Stockinger, B., Veldhoen, M. & Hirota, K. Modulation of Th17 development and function by activation of the aryl hydrocarbon receptor—the role of endogenous ligands. Eur. J. Immunol. 39, 652–654 (2009).
Hahn, M.E., Karchner, S.I., Shapiro, M.A. & Perera, S.A. Molecular evolution of two vertebrate aryl hydrocarbon (dioxin) receptors (AHR1 and AHR2) and the PAS family. Proc. Natl. Acad. Sci. USA 94, 13743–13748 (1997).
Hahn, M.E. Aryl hydrocarbon receptors: diversity and evolution. Chem. Biol. Interact. 141, 131–160 (2002).
Hahn, M.E. et al. Unexpected diversity of aryl hydrocarbon receptors in non-mammalian vertebrates: insights from comparative genomics. J. Exp. Zoolog. A Comp. Exp. Biol. 305, 693–706 (2006).
Qiu, J. et al. Group 3 innate lymphoid cells inhibit T-cell-mediated intestinal inflammation through aryl hydrocarbon receptor signaling and regulation of microflora. Immunity 39, 386–399 (2013).
Holick, M.F., MacLaughlin, J.A. & Doppelt, S.H. Regulation of cutaneous previtamin D3 photosynthesis in man: skin pigment is not an essential regulator. Science 211, 590–593 (1981).
Bjelakovic, G. et al. Vitamin D supplementation for prevention of mortality in adults. Cochrane Database Syst. Rev. 1, CD007470 (2014).
Bolland, M.J., Grey, A., Gamble, G.D. & Reid, I.R. The effect of vitamin D supplementation on skeletal, vascular, or cancer outcomes: a trial sequential meta-analysis. Lancet Diabetes Endocrinol. 2, 307–320 (2014).

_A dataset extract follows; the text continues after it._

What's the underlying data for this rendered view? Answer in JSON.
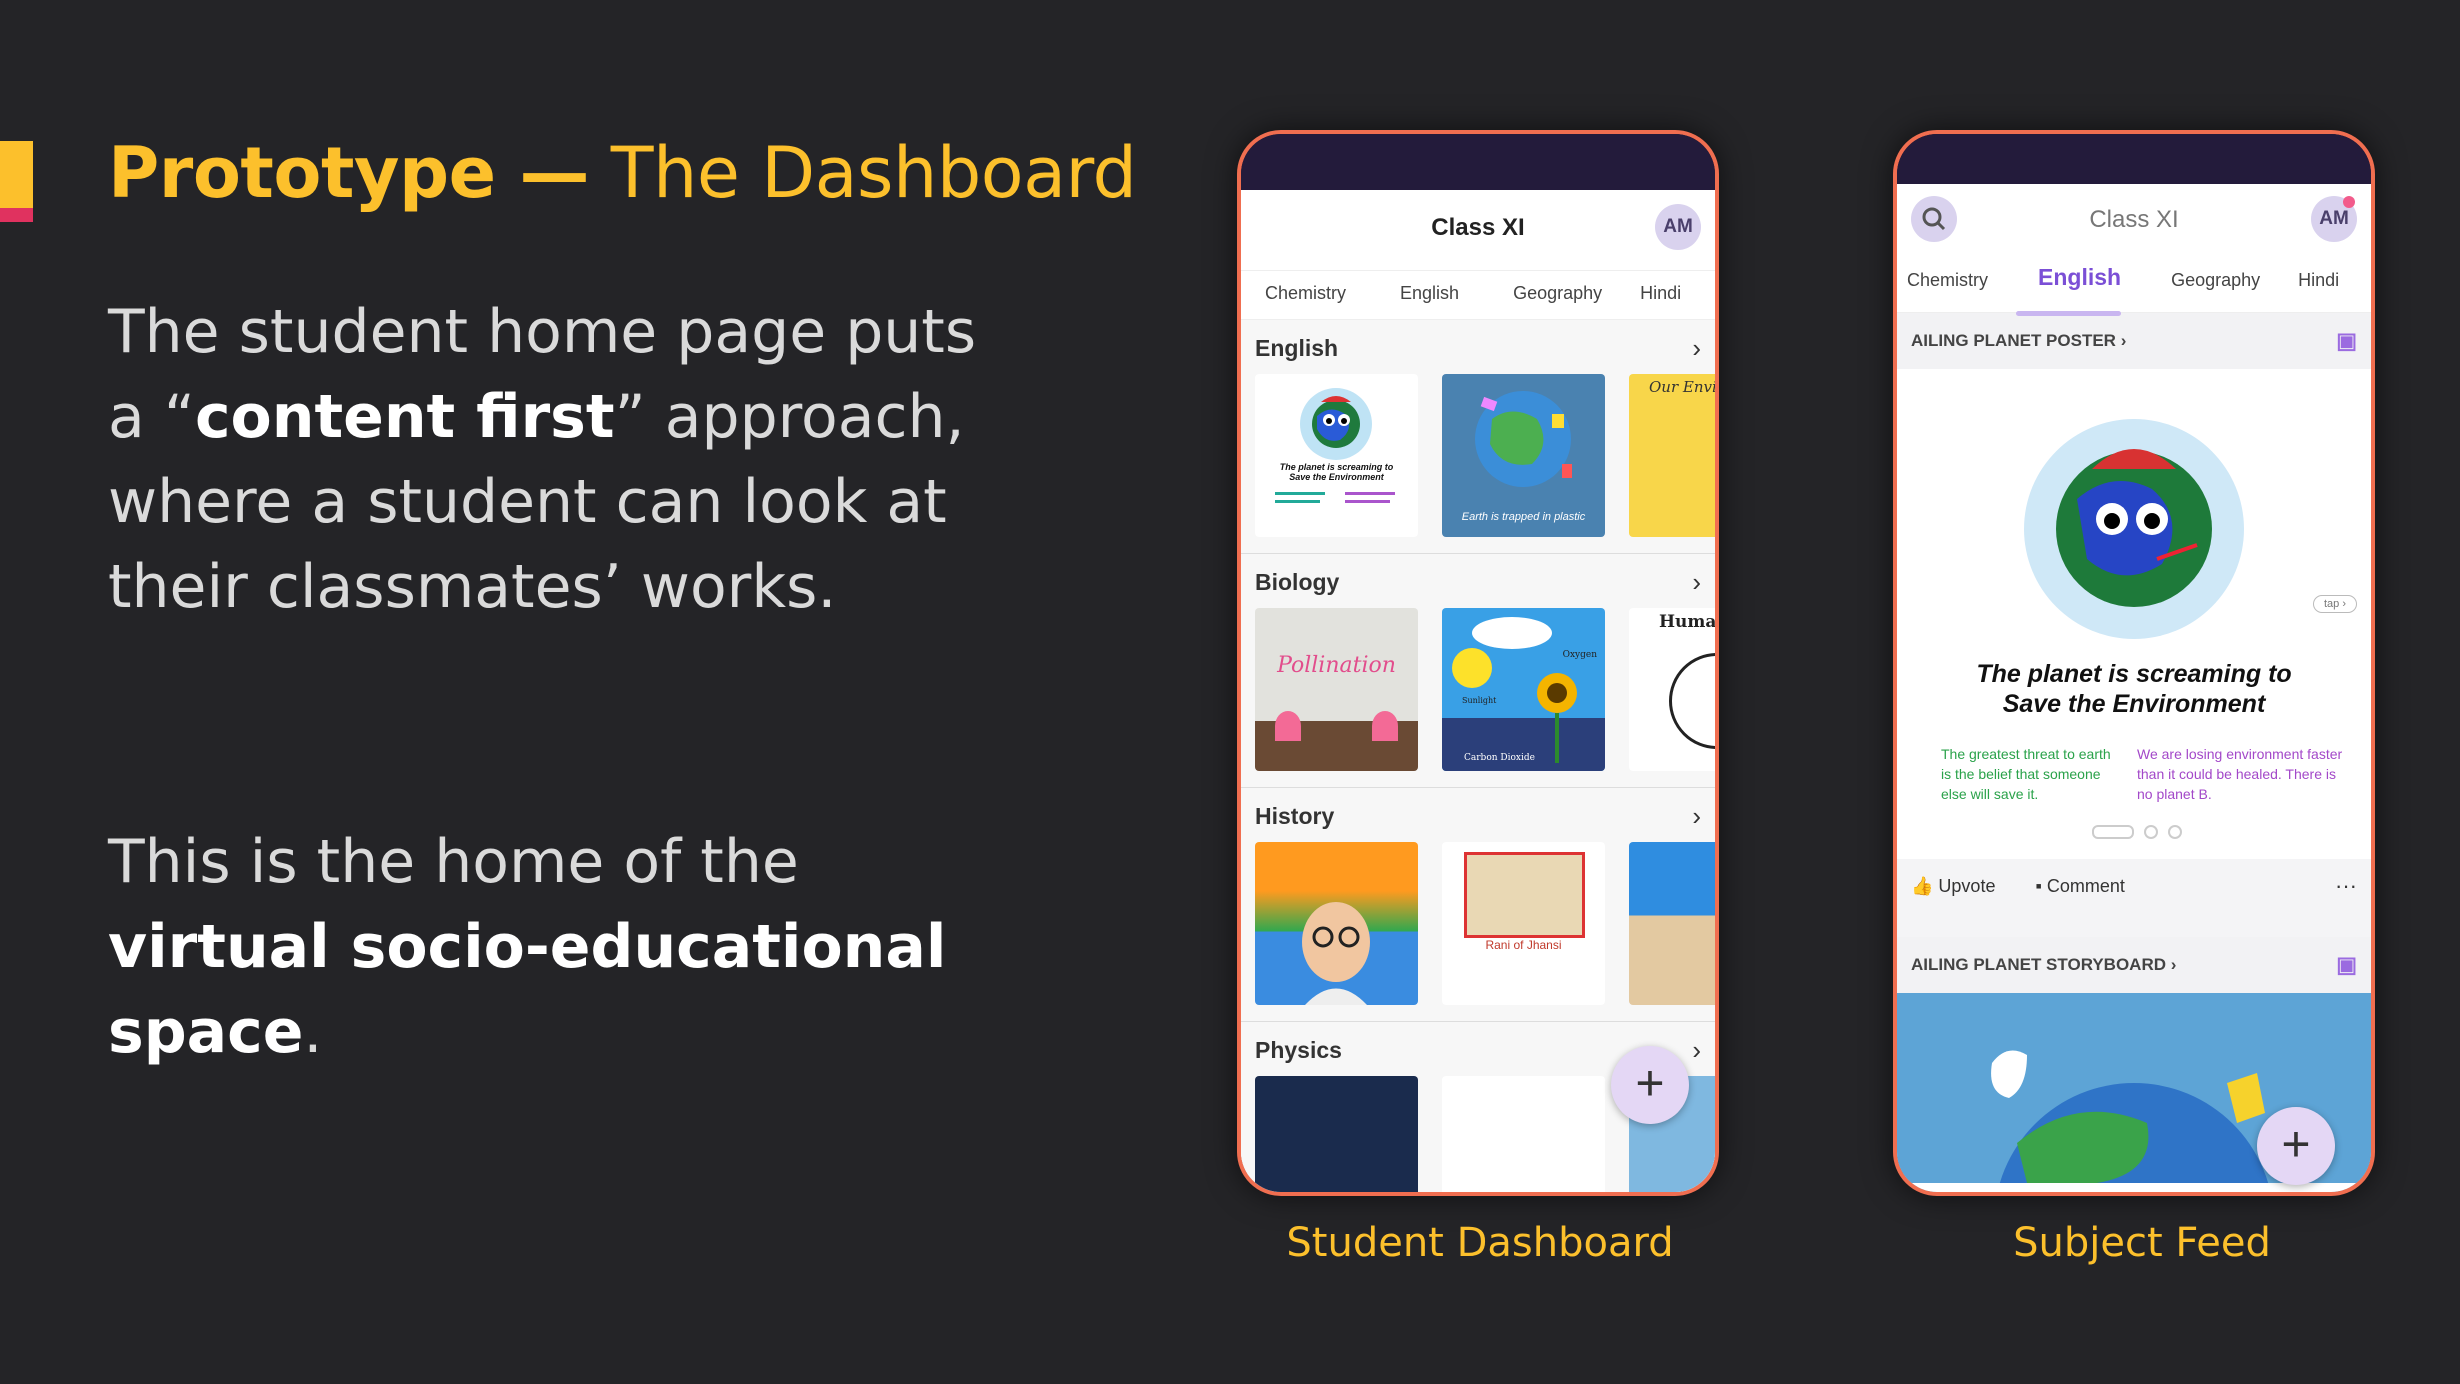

Sigmundsdottir, H. et al. DCs metabolize sunlight-induced vitamin D3 to 'program' T cell attraction to the epidermal chemokine CCL27. Nat. Immunol. 8, 285–293 (2007).
The authors wish to acknowledge support by the European Research Council fund (ERC) (280307), the European Molecular Biology Organisation (EMBO), and an UK Biotechnology and Biological Sciences Research Council (BBSRC) Institute Strategic Programme (ISP) grant.
The authors declare no competing financial interests.
About this article
Cite this article
Veldhoen, M., Ferreira, C. Influence of nutrient-derived metabolites on lymphocyte immunity. Nat Med 21, 709–718 (2015). https://doi.org/10.1038/nm.3894
International Journal of Molecular Sciences (2021)
Journal of Biological Chemistry (2021)
Impact of Bacterial Metabolites on Gut Barrier Function and Host Immunity: A Focus on Bacterial Metabolism and Its Relevance for Intestinal Inflammation
Frontiers in Immunology (2021)
Journal of Clinical Medicine (2021)
Frontiers in Immunology (2021)